### Task goal
Would you repeat the listing below exactly, with no pictures in it?
BEGIN Records to use
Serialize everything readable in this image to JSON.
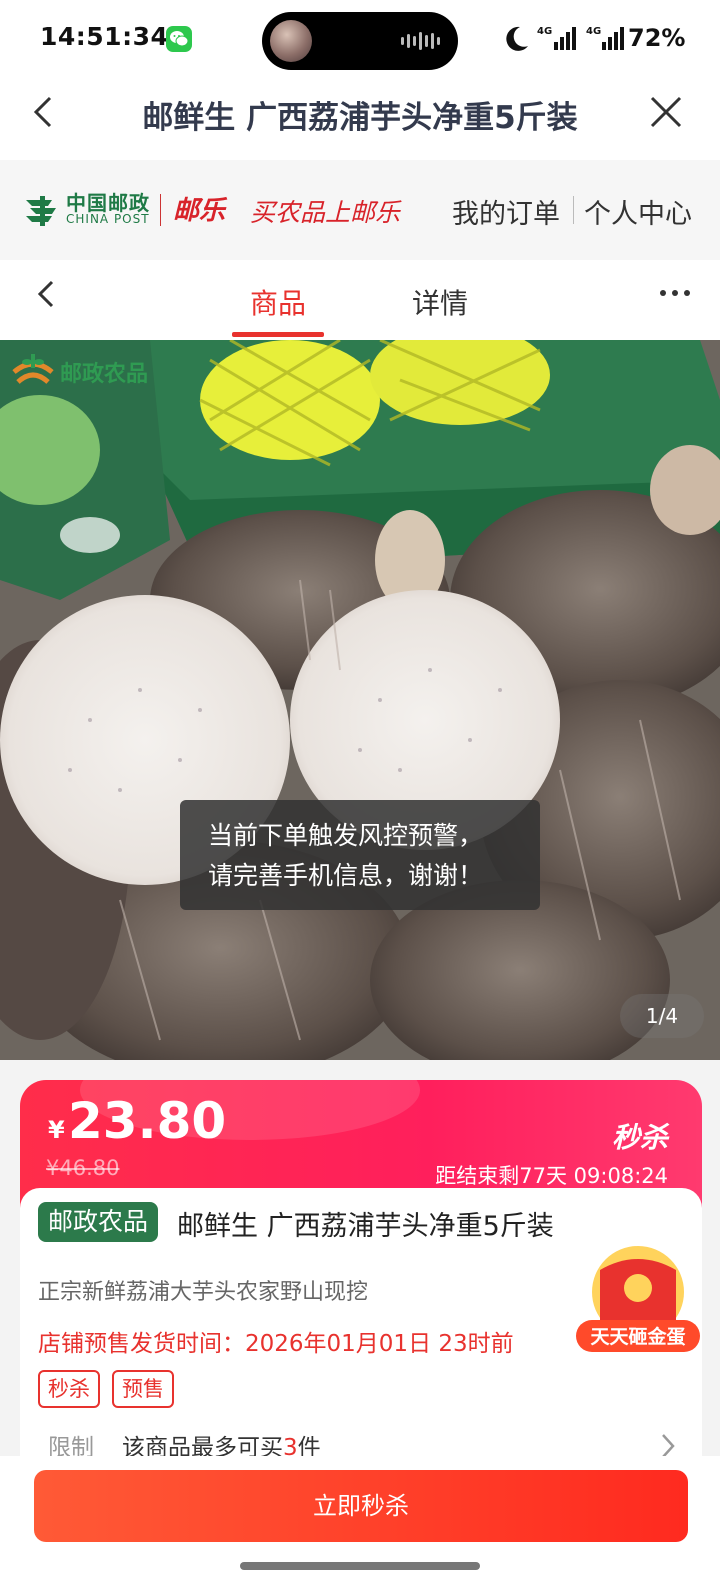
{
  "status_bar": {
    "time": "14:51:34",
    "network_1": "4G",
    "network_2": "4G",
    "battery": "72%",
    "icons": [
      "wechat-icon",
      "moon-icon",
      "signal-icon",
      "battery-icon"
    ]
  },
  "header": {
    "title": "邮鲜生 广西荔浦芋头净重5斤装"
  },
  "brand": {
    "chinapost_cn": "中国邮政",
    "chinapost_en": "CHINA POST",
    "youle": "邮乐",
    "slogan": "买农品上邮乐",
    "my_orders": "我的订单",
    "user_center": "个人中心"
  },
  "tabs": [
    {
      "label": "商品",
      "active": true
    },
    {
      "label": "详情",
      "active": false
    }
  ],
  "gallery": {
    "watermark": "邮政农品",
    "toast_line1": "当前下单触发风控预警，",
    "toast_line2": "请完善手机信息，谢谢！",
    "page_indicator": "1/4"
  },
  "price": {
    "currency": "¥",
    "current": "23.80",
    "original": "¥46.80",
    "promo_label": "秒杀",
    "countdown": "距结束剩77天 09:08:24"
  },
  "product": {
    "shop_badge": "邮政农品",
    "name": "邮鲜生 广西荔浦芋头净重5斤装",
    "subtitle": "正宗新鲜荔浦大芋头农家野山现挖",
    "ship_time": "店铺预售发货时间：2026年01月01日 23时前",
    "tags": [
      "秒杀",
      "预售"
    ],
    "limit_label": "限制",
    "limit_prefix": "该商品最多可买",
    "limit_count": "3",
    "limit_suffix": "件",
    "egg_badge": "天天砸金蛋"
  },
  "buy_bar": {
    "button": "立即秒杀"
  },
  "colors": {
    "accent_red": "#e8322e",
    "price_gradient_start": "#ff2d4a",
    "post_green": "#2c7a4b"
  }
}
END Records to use
### Answer to the problem
Serialize everything readable in this image to JSON.
{
  "status_bar": {
    "time": "14:51:34",
    "network_1": "4G",
    "network_2": "4G",
    "battery": "72%",
    "icons": [
      "wechat-icon",
      "moon-icon",
      "signal-icon",
      "battery-icon"
    ]
  },
  "header": {
    "title": "邮鲜生 广西荔浦芋头净重5斤装"
  },
  "brand": {
    "chinapost_cn": "中国邮政",
    "chinapost_en": "CHINA POST",
    "youle": "邮乐",
    "slogan": "买农品上邮乐",
    "my_orders": "我的订单",
    "user_center": "个人中心"
  },
  "tabs": [
    {
      "label": "商品",
      "active": true
    },
    {
      "label": "详情",
      "active": false
    }
  ],
  "gallery": {
    "watermark": "邮政农品",
    "toast_line1": "当前下单触发风控预警，",
    "toast_line2": "请完善手机信息，谢谢！",
    "page_indicator": "1/4"
  },
  "price": {
    "currency": "¥",
    "current": "23.80",
    "original": "¥46.80",
    "promo_label": "秒杀",
    "countdown": "距结束剩77天 09:08:24"
  },
  "product": {
    "shop_badge": "邮政农品",
    "name": "邮鲜生 广西荔浦芋头净重5斤装",
    "subtitle": "正宗新鲜荔浦大芋头农家野山现挖",
    "ship_time": "店铺预售发货时间：2026年01月01日 23时前",
    "tags": [
      "秒杀",
      "预售"
    ],
    "limit_label": "限制",
    "limit_prefix": "该商品最多可买",
    "limit_count": "3",
    "limit_suffix": "件",
    "egg_badge": "天天砸金蛋"
  },
  "buy_bar": {
    "button": "立即秒杀"
  },
  "colors": {
    "accent_red": "#e8322e",
    "price_gradient_start": "#ff2d4a",
    "post_green": "#2c7a4b"
  }
}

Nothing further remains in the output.